• WHAT THIS TASK INVOLVES:
Where a picture appears, leave it out, and print the rest of the records as they are.

:::

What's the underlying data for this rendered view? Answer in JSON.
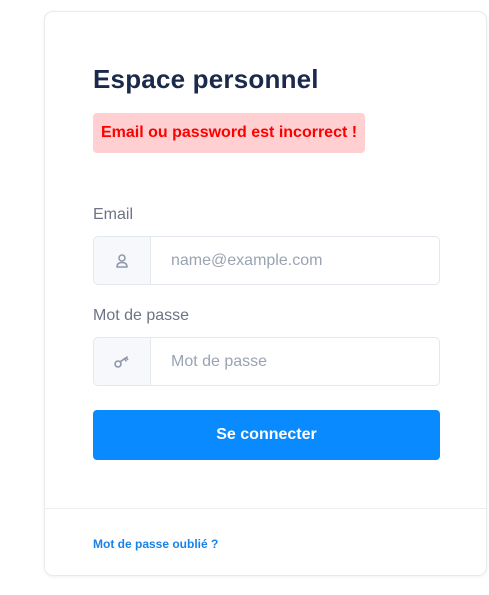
{
  "login": {
    "title": "Espace personnel",
    "error_message": "Email ou password est incorrect !",
    "email_label": "Email",
    "email_placeholder": "name@example.com",
    "email_value": "",
    "password_label": "Mot de passe",
    "password_placeholder": "Mot de passe",
    "password_value": "",
    "submit_label": "Se connecter",
    "forgot_link": "Mot de passe oublié ?"
  },
  "icons": {
    "email": "user-icon",
    "password": "key-icon"
  },
  "colors": {
    "title": "#1b2a4c",
    "error_text": "#ff0000",
    "error_background": "#ffcfd1",
    "primary": "#0a8aff",
    "link": "#1783e8"
  }
}
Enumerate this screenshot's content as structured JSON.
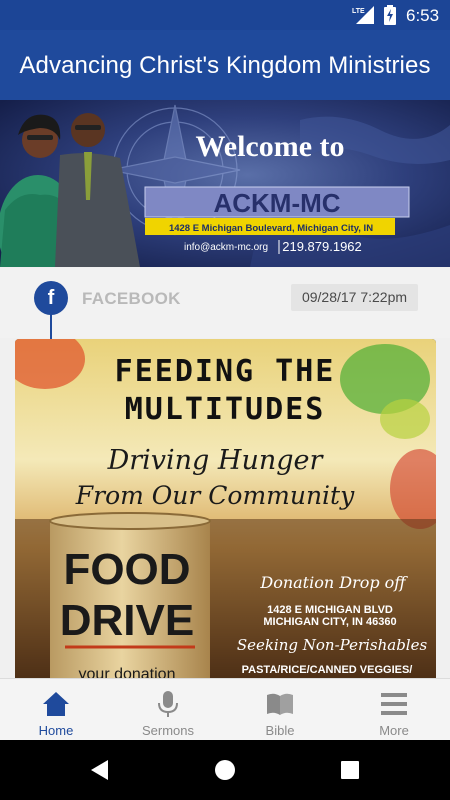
{
  "status_bar": {
    "network": "LTE",
    "time": "6:53"
  },
  "app_bar": {
    "title": "Advancing Christ's Kingdom Ministries"
  },
  "banner": {
    "welcome": "Welcome to",
    "org": "ACKM-MC",
    "address": "1428 E Michigan Boulevard, Michigan City, IN",
    "email": "info@ackm-mc.org",
    "phone": "219.879.1962"
  },
  "feed": {
    "source_icon": "facebook-icon",
    "source_label": "FACEBOOK",
    "date": "09/28/17 7:22pm",
    "post": {
      "title_line1": "FEEDING THE",
      "title_line2": "MULTITUDES",
      "script_line1": "Driving Hunger",
      "script_line2": "From Our Community",
      "can_line1": "FOOD",
      "can_line2": "DRIVE",
      "can_line3": "your donation",
      "dropoff_label": "Donation Drop off",
      "dropoff_address1": "1428 E MICHIGAN BLVD",
      "dropoff_address2": "MICHIGAN CITY, IN 46360",
      "seeking": "Seeking Non-Perishables",
      "items": "PASTA/RICE/CANNED VEGGIES/"
    }
  },
  "bottom_nav": {
    "items": [
      {
        "label": "Home",
        "icon": "home-icon",
        "active": true
      },
      {
        "label": "Sermons",
        "icon": "microphone-icon",
        "active": false
      },
      {
        "label": "Bible",
        "icon": "book-icon",
        "active": false
      },
      {
        "label": "More",
        "icon": "menu-icon",
        "active": false
      }
    ]
  },
  "colors": {
    "primary": "#1f4a9c",
    "status_bar": "#1c4596",
    "inactive": "#8a8a8a"
  }
}
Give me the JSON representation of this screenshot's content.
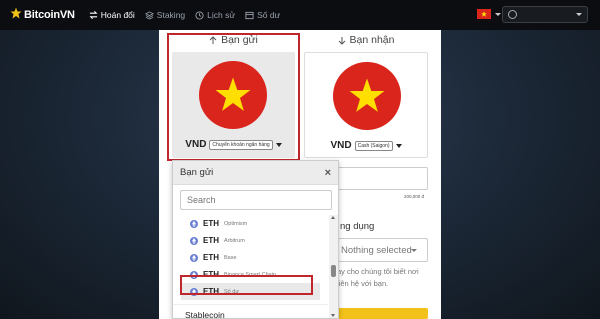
{
  "brand": {
    "name": "BitcoinVN",
    "icon": "star-logo-icon",
    "accent": "#f2c21a"
  },
  "nav": {
    "items": [
      {
        "label": "Hoán đổi",
        "icon": "swap-icon",
        "active": true
      },
      {
        "label": "Staking",
        "icon": "layers-icon",
        "active": false
      },
      {
        "label": "Lịch sử",
        "icon": "history-icon",
        "active": false
      },
      {
        "label": "Số dư",
        "icon": "wallet-icon",
        "active": false
      }
    ],
    "language_flag": "vietnam-flag-icon",
    "account": ""
  },
  "exchange": {
    "send": {
      "heading": "Bạn gửi",
      "currency": "VND",
      "method": "Chuyển khoản ngân hàng"
    },
    "receive": {
      "heading": "Bạn nhận",
      "currency": "VND",
      "method": "Cash (Saigon)"
    },
    "amount_hint": "200,000 đ",
    "bank_label": "ng dụng",
    "bank_select": "Nothing selected",
    "help_line1": "ay cho chúng tôi biết nơi",
    "help_line2": "liên hệ với bạn."
  },
  "dropdown": {
    "title": "Bạn gửi",
    "close": "×",
    "search_placeholder": "Search",
    "items": [
      {
        "code": "ETH",
        "network": "Optimism"
      },
      {
        "code": "ETH",
        "network": "Arbitrum"
      },
      {
        "code": "ETH",
        "network": "Base"
      },
      {
        "code": "ETH",
        "network": "Binance Smart Chain"
      },
      {
        "code": "ETH",
        "network": "Số dư",
        "selected": true
      }
    ],
    "group": "Stablecoin"
  },
  "colors": {
    "highlight": "#c0272d",
    "flag_red": "#da251d",
    "flag_star": "#ffde00"
  }
}
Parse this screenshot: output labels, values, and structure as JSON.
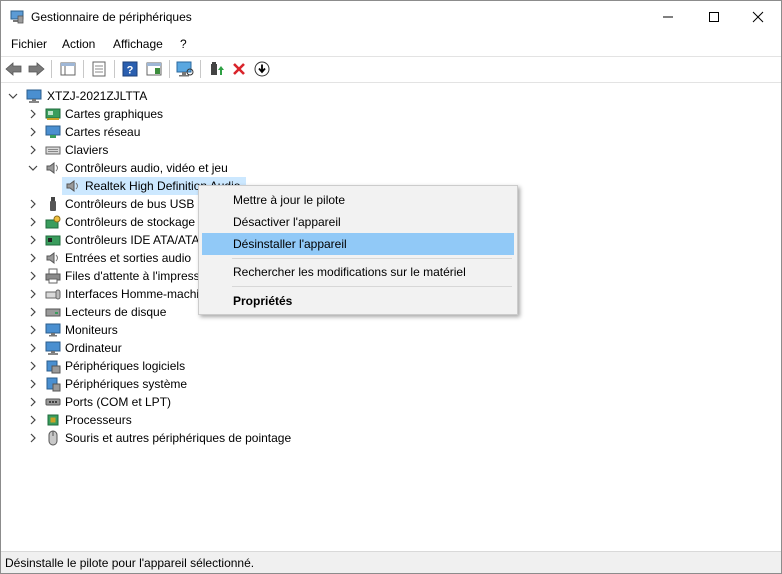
{
  "window": {
    "title": "Gestionnaire de périphériques",
    "controls": {
      "minimize": "minimize-icon",
      "maximize": "maximize-icon",
      "close": "close-icon"
    }
  },
  "menu": [
    "Fichier",
    "Action",
    "Affichage",
    "?"
  ],
  "toolbar": {
    "icons": [
      "back-arrow-icon",
      "forward-arrow-icon",
      "properties-icon",
      "update-driver-icon",
      "help-icon",
      "action-icon",
      "scan-hardware-icon",
      "enable-device-icon",
      "uninstall-device-icon",
      "download-icon"
    ]
  },
  "tree": {
    "root": "XTZJ-2021ZJLTTA",
    "items": [
      {
        "label": "Cartes graphiques",
        "icon": "display-adapter-icon",
        "expanded": false
      },
      {
        "label": "Cartes réseau",
        "icon": "network-adapter-icon",
        "expanded": false
      },
      {
        "label": "Claviers",
        "icon": "keyboard-icon",
        "expanded": false
      },
      {
        "label": "Contrôleurs audio, vidéo et jeu",
        "icon": "speaker-icon",
        "expanded": true,
        "children": [
          {
            "label": "Realtek High Definition Audio",
            "icon": "speaker-icon",
            "selected": true
          }
        ]
      },
      {
        "label": "Contrôleurs de bus USB",
        "icon": "usb-icon",
        "expanded": false
      },
      {
        "label": "Contrôleurs de stockage",
        "icon": "storage-controller-icon",
        "expanded": false
      },
      {
        "label": "Contrôleurs IDE ATA/ATAPI",
        "icon": "ide-controller-icon",
        "expanded": false
      },
      {
        "label": "Entrées et sorties audio",
        "icon": "speaker-icon",
        "expanded": false
      },
      {
        "label": "Files d'attente à l'impression",
        "icon": "printer-icon",
        "expanded": false
      },
      {
        "label": "Interfaces Homme-machine",
        "icon": "hid-icon",
        "expanded": false
      },
      {
        "label": "Lecteurs de disque",
        "icon": "disk-drive-icon",
        "expanded": false
      },
      {
        "label": "Moniteurs",
        "icon": "monitor-icon",
        "expanded": false
      },
      {
        "label": "Ordinateur",
        "icon": "computer-icon",
        "expanded": false
      },
      {
        "label": "Périphériques logiciels",
        "icon": "software-device-icon",
        "expanded": false
      },
      {
        "label": "Périphériques système",
        "icon": "system-device-icon",
        "expanded": false
      },
      {
        "label": "Ports (COM et LPT)",
        "icon": "port-icon",
        "expanded": false
      },
      {
        "label": "Processeurs",
        "icon": "processor-icon",
        "expanded": false
      },
      {
        "label": "Souris et autres périphériques de pointage",
        "icon": "mouse-icon",
        "expanded": false
      }
    ]
  },
  "context_menu": {
    "items": [
      {
        "label": "Mettre à jour le pilote",
        "bold": false,
        "highlighted": false
      },
      {
        "label": "Désactiver l'appareil",
        "bold": false,
        "highlighted": false
      },
      {
        "label": "Désinstaller l'appareil",
        "bold": false,
        "highlighted": true
      },
      {
        "label": "Rechercher les modifications sur le matériel",
        "bold": false,
        "highlighted": false
      },
      {
        "label": "Propriétés",
        "bold": true,
        "highlighted": false
      }
    ]
  },
  "status": "Désinstalle le pilote pour l'appareil sélectionné.",
  "colors": {
    "selection": "#cce8ff",
    "menu_highlight": "#91c9f7",
    "menu_bg": "#f2f2f2",
    "status_bg": "#f0f0f0"
  }
}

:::

• SOLVED EXERCISE:
What's the underlying data for this rendered view? Answer in JSON.
{
  "login": {
    "title": "Espace personnel",
    "error_message": "Email ou password est incorrect !",
    "email_label": "Email",
    "email_placeholder": "name@example.com",
    "email_value": "",
    "password_label": "Mot de passe",
    "password_placeholder": "Mot de passe",
    "password_value": "",
    "submit_label": "Se connecter",
    "forgot_link": "Mot de passe oublié ?"
  },
  "icons": {
    "email": "user-icon",
    "password": "key-icon"
  },
  "colors": {
    "title": "#1b2a4c",
    "error_text": "#ff0000",
    "error_background": "#ffcfd1",
    "primary": "#0a8aff",
    "link": "#1783e8"
  }
}
Enumerate this screenshot's content as structured JSON.
{
  "status_bar": {
    "network": "LTE",
    "time": "6:53"
  },
  "app_bar": {
    "title": "Advancing Christ's Kingdom Ministries"
  },
  "banner": {
    "welcome": "Welcome to",
    "org": "ACKM-MC",
    "address": "1428 E Michigan Boulevard, Michigan City, IN",
    "email": "info@ackm-mc.org",
    "phone": "219.879.1962"
  },
  "feed": {
    "source_icon": "facebook-icon",
    "source_label": "FACEBOOK",
    "date": "09/28/17 7:22pm",
    "post": {
      "title_line1": "FEEDING THE",
      "title_line2": "MULTITUDES",
      "script_line1": "Driving Hunger",
      "script_line2": "From Our Community",
      "can_line1": "FOOD",
      "can_line2": "DRIVE",
      "can_line3": "your donation",
      "dropoff_label": "Donation Drop off",
      "dropoff_address1": "1428 E MICHIGAN BLVD",
      "dropoff_address2": "MICHIGAN CITY, IN 46360",
      "seeking": "Seeking Non-Perishables",
      "items": "PASTA/RICE/CANNED VEGGIES/"
    }
  },
  "bottom_nav": {
    "items": [
      {
        "label": "Home",
        "icon": "home-icon",
        "active": true
      },
      {
        "label": "Sermons",
        "icon": "microphone-icon",
        "active": false
      },
      {
        "label": "Bible",
        "icon": "book-icon",
        "active": false
      },
      {
        "label": "More",
        "icon": "menu-icon",
        "active": false
      }
    ]
  },
  "colors": {
    "primary": "#1f4a9c",
    "status_bar": "#1c4596",
    "inactive": "#8a8a8a"
  }
}
Give me the JSON representation of this screenshot's content.
{
  "brand": {
    "name": "BitcoinVN",
    "icon": "star-logo-icon",
    "accent": "#f2c21a"
  },
  "nav": {
    "items": [
      {
        "label": "Hoán đổi",
        "icon": "swap-icon",
        "active": true
      },
      {
        "label": "Staking",
        "icon": "layers-icon",
        "active": false
      },
      {
        "label": "Lịch sử",
        "icon": "history-icon",
        "active": false
      },
      {
        "label": "Số dư",
        "icon": "wallet-icon",
        "active": false
      }
    ],
    "language_flag": "vietnam-flag-icon",
    "account": ""
  },
  "exchange": {
    "send": {
      "heading": "Bạn gửi",
      "currency": "VND",
      "method": "Chuyển khoản ngân hàng"
    },
    "receive": {
      "heading": "Bạn nhận",
      "currency": "VND",
      "method": "Cash (Saigon)"
    },
    "amount_hint": "200,000 đ",
    "bank_label": "ng dụng",
    "bank_select": "Nothing selected",
    "help_line1": "ay cho chúng tôi biết nơi",
    "help_line2": "liên hệ với bạn."
  },
  "dropdown": {
    "title": "Bạn gửi",
    "close": "×",
    "search_placeholder": "Search",
    "items": [
      {
        "code": "ETH",
        "network": "Optimism"
      },
      {
        "code": "ETH",
        "network": "Arbitrum"
      },
      {
        "code": "ETH",
        "network": "Base"
      },
      {
        "code": "ETH",
        "network": "Binance Smart Chain"
      },
      {
        "code": "ETH",
        "network": "Số dư",
        "selected": true
      }
    ],
    "group": "Stablecoin"
  },
  "colors": {
    "highlight": "#c0272d",
    "flag_red": "#da251d",
    "flag_star": "#ffde00"
  }
}
Parse this screenshot: output labels, values, and structure as JSON.
{
  "window": {
    "title": "Gestionnaire de périphériques",
    "controls": {
      "minimize": "minimize-icon",
      "maximize": "maximize-icon",
      "close": "close-icon"
    }
  },
  "menu": [
    "Fichier",
    "Action",
    "Affichage",
    "?"
  ],
  "toolbar": {
    "icons": [
      "back-arrow-icon",
      "forward-arrow-icon",
      "properties-icon",
      "update-driver-icon",
      "help-icon",
      "action-icon",
      "scan-hardware-icon",
      "enable-device-icon",
      "uninstall-device-icon",
      "download-icon"
    ]
  },
  "tree": {
    "root": "XTZJ-2021ZJLTTA",
    "items": [
      {
        "label": "Cartes graphiques",
        "icon": "display-adapter-icon",
        "expanded": false
      },
      {
        "label": "Cartes réseau",
        "icon": "network-adapter-icon",
        "expanded": false
      },
      {
        "label": "Claviers",
        "icon": "keyboard-icon",
        "expanded": false
      },
      {
        "label": "Contrôleurs audio, vidéo et jeu",
        "icon": "speaker-icon",
        "expanded": true,
        "children": [
          {
            "label": "Realtek High Definition Audio",
            "icon": "speaker-icon",
            "selected": true
          }
        ]
      },
      {
        "label": "Contrôleurs de bus USB",
        "icon": "usb-icon",
        "expanded": false
      },
      {
        "label": "Contrôleurs de stockage",
        "icon": "storage-controller-icon",
        "expanded": false
      },
      {
        "label": "Contrôleurs IDE ATA/ATAPI",
        "icon": "ide-controller-icon",
        "expanded": false
      },
      {
        "label": "Entrées et sorties audio",
        "icon": "speaker-icon",
        "expanded": false
      },
      {
        "label": "Files d'attente à l'impression",
        "icon": "printer-icon",
        "expanded": false
      },
      {
        "label": "Interfaces Homme-machine",
        "icon": "hid-icon",
        "expanded": false
      },
      {
        "label": "Lecteurs de disque",
        "icon": "disk-drive-icon",
        "expanded": false
      },
      {
        "label": "Moniteurs",
        "icon": "monitor-icon",
        "expanded": false
      },
      {
        "label": "Ordinateur",
        "icon": "computer-icon",
        "expanded": false
      },
      {
        "label": "Périphériques logiciels",
        "icon": "software-device-icon",
        "expanded": false
      },
      {
        "label": "Périphériques système",
        "icon": "system-device-icon",
        "expanded": false
      },
      {
        "label": "Ports (COM et LPT)",
        "icon": "port-icon",
        "expanded": false
      },
      {
        "label": "Processeurs",
        "icon": "processor-icon",
        "expanded": false
      },
      {
        "label": "Souris et autres périphériques de pointage",
        "icon": "mouse-icon",
        "expanded": false
      }
    ]
  },
  "context_menu": {
    "items": [
      {
        "label": "Mettre à jour le pilote",
        "bold": false,
        "highlighted": false
      },
      {
        "label": "Désactiver l'appareil",
        "bold": false,
        "highlighted": false
      },
      {
        "label": "Désinstaller l'appareil",
        "bold": false,
        "highlighted": true
      },
      {
        "label": "Rechercher les modifications sur le matériel",
        "bold": false,
        "highlighted": false
      },
      {
        "label": "Propriétés",
        "bold": true,
        "highlighted": false
      }
    ]
  },
  "status": "Désinstalle le pilote pour l'appareil sélectionné.",
  "colors": {
    "selection": "#cce8ff",
    "menu_highlight": "#91c9f7",
    "menu_bg": "#f2f2f2",
    "status_bg": "#f0f0f0"
  }
}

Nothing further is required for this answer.